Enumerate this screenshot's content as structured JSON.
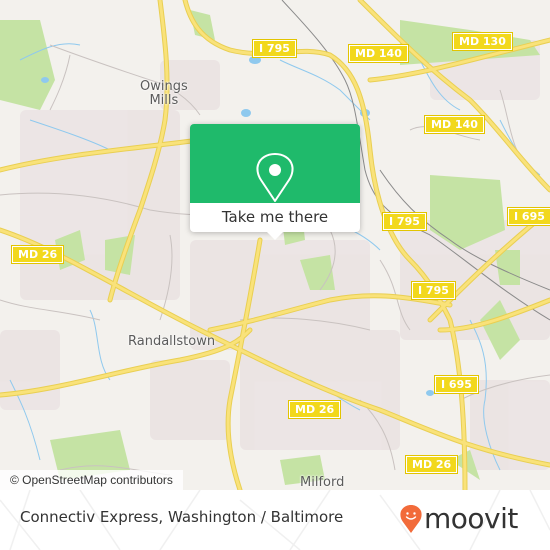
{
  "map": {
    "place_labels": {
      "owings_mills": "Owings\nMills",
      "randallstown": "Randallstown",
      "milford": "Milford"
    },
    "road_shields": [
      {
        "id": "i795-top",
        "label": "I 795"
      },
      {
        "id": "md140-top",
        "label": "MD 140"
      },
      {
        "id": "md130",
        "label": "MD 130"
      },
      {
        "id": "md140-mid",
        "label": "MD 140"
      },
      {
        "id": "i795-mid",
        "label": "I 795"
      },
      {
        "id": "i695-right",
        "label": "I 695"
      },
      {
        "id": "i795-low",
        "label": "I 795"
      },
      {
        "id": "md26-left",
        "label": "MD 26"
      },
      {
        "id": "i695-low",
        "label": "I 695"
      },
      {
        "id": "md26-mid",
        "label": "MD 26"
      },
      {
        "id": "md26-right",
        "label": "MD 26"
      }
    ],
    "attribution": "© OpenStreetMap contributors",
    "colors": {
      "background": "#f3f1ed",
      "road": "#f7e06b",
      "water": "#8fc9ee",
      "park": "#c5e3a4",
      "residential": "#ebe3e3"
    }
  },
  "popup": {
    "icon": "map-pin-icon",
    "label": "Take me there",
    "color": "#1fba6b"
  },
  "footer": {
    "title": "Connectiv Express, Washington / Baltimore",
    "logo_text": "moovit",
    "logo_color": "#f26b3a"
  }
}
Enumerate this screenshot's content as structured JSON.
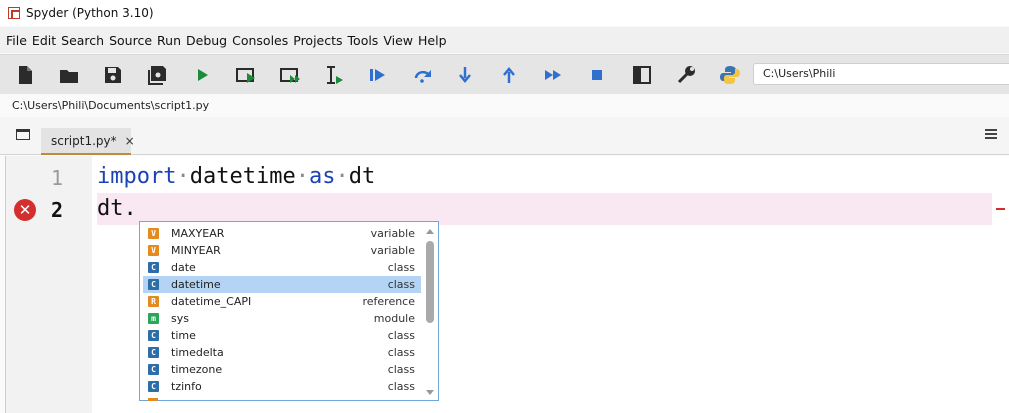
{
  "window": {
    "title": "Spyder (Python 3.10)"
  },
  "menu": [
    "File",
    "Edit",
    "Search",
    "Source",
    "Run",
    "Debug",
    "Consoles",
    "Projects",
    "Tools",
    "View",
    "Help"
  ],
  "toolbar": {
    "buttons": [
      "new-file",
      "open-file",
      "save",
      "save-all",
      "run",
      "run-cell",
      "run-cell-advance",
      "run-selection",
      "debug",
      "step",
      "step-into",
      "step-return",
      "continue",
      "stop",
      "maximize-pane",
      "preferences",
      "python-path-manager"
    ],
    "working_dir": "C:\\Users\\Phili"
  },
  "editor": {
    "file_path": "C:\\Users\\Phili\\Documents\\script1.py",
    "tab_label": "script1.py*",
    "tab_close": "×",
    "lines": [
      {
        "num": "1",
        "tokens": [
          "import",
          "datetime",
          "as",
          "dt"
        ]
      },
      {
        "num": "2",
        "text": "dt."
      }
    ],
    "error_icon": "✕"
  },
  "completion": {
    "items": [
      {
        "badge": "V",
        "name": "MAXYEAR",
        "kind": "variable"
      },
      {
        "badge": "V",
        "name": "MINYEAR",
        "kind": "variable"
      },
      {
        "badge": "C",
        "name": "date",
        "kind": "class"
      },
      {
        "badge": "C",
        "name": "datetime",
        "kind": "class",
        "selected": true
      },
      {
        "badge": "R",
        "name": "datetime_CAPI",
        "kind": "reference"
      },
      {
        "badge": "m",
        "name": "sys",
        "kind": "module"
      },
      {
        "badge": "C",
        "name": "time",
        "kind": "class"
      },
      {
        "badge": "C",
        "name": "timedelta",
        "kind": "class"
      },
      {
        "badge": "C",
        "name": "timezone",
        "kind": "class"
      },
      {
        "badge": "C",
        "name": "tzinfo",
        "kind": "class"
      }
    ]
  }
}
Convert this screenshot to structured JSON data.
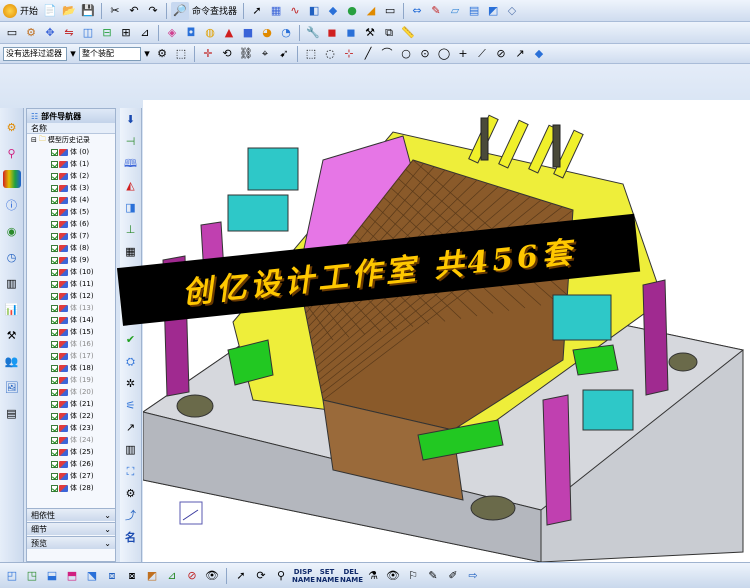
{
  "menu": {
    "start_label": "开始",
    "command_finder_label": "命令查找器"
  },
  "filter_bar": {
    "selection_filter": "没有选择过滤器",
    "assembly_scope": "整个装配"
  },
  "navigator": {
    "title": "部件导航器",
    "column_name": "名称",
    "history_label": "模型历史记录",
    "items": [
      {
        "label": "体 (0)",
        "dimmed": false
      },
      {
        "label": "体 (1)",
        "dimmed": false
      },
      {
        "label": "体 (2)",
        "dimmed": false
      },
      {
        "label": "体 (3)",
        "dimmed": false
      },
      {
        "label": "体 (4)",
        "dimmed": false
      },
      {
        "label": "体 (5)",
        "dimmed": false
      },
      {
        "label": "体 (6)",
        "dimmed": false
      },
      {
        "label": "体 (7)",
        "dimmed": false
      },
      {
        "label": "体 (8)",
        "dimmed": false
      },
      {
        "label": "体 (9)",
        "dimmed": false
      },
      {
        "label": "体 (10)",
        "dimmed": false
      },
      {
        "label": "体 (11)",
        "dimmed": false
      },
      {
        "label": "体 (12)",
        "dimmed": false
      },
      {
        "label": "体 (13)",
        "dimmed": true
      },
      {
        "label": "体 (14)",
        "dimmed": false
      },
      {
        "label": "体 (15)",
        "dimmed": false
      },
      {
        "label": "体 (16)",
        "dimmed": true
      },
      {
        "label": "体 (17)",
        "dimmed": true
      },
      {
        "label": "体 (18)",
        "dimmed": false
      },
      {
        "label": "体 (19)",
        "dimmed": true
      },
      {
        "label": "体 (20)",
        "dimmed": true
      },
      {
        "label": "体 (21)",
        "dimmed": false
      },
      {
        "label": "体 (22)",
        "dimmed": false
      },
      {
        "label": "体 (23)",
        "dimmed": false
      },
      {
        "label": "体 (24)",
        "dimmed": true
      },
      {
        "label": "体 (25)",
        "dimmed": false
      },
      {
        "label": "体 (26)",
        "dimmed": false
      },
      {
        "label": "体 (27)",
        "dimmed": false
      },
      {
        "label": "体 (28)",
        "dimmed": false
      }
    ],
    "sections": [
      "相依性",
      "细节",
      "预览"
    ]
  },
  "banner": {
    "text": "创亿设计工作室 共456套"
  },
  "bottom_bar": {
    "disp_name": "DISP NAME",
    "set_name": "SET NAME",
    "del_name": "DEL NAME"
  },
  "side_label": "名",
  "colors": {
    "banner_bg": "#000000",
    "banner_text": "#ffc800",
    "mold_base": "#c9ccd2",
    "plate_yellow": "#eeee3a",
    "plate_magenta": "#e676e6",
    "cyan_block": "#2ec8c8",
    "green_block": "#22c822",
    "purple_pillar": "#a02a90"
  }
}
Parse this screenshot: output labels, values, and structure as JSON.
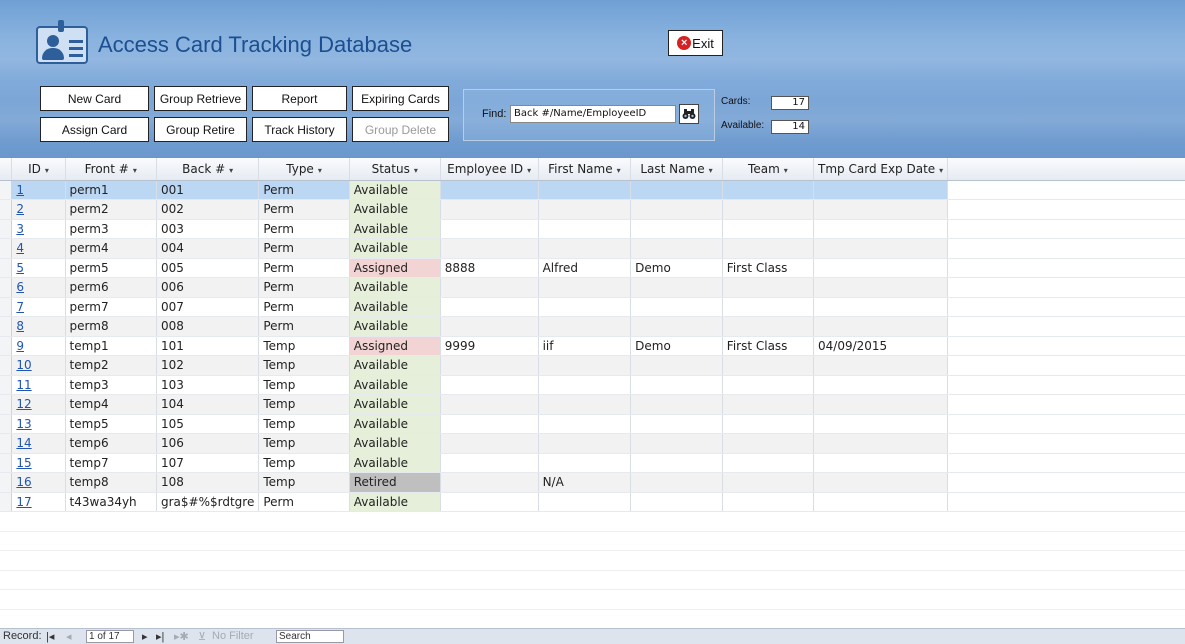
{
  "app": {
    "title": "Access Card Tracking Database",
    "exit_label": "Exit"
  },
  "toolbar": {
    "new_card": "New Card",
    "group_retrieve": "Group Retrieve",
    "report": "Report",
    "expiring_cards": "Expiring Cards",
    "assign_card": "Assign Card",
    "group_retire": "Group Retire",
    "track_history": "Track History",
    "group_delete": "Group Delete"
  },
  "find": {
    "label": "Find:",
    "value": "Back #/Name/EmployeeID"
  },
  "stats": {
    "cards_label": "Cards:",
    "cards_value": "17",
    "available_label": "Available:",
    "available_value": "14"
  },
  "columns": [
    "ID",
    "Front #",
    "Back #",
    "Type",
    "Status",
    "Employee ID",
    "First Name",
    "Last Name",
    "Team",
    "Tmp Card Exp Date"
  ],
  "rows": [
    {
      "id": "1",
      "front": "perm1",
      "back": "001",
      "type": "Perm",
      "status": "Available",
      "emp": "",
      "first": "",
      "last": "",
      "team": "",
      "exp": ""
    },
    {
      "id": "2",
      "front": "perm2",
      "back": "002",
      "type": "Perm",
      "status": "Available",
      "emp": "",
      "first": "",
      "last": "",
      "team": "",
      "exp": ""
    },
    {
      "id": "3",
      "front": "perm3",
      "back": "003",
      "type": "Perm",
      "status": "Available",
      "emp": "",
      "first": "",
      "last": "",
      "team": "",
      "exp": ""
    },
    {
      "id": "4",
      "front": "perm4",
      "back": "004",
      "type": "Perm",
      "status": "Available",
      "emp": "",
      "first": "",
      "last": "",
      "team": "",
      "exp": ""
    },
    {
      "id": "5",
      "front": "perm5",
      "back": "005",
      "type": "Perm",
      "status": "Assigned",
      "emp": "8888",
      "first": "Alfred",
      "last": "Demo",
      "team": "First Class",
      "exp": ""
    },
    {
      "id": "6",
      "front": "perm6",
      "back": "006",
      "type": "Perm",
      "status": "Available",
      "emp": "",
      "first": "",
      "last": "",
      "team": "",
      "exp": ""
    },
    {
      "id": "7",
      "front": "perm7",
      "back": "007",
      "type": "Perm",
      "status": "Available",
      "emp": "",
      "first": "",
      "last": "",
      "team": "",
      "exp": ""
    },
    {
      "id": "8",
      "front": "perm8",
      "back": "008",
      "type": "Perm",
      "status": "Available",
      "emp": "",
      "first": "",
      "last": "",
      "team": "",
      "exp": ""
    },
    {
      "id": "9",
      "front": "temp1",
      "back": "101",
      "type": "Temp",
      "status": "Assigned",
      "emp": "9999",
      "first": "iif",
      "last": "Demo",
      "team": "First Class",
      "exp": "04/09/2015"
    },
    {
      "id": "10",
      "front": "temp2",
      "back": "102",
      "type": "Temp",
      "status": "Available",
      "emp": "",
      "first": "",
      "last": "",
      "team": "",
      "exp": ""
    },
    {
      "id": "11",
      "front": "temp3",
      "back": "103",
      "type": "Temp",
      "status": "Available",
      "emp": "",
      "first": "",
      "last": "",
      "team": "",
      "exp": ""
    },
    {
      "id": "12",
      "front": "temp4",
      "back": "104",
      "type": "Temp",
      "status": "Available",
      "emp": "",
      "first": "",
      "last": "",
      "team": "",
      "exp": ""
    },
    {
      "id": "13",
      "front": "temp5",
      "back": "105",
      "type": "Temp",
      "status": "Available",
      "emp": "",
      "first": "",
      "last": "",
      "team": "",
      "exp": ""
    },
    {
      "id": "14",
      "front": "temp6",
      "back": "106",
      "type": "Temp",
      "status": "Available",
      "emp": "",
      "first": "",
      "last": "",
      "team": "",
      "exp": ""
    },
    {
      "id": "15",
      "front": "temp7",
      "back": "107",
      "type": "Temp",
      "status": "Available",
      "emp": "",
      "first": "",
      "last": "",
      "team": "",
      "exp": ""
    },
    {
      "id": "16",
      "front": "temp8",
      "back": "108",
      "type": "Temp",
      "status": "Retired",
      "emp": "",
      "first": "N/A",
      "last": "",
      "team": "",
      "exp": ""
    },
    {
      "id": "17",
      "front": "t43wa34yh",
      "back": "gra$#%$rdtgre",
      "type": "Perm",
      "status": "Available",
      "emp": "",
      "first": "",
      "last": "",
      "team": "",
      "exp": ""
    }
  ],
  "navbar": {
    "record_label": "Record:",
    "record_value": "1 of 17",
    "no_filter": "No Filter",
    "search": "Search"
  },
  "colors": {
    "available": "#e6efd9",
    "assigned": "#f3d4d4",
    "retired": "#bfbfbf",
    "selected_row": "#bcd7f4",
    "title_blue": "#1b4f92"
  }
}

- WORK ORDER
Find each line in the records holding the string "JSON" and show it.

- ANSWER SECTION
Enumerate this screenshot's content as structured JSON.
Enumerate this screenshot's content as structured JSON.
Convert this screenshot to structured JSON data.
Parse this screenshot: output labels, values, and structure as JSON.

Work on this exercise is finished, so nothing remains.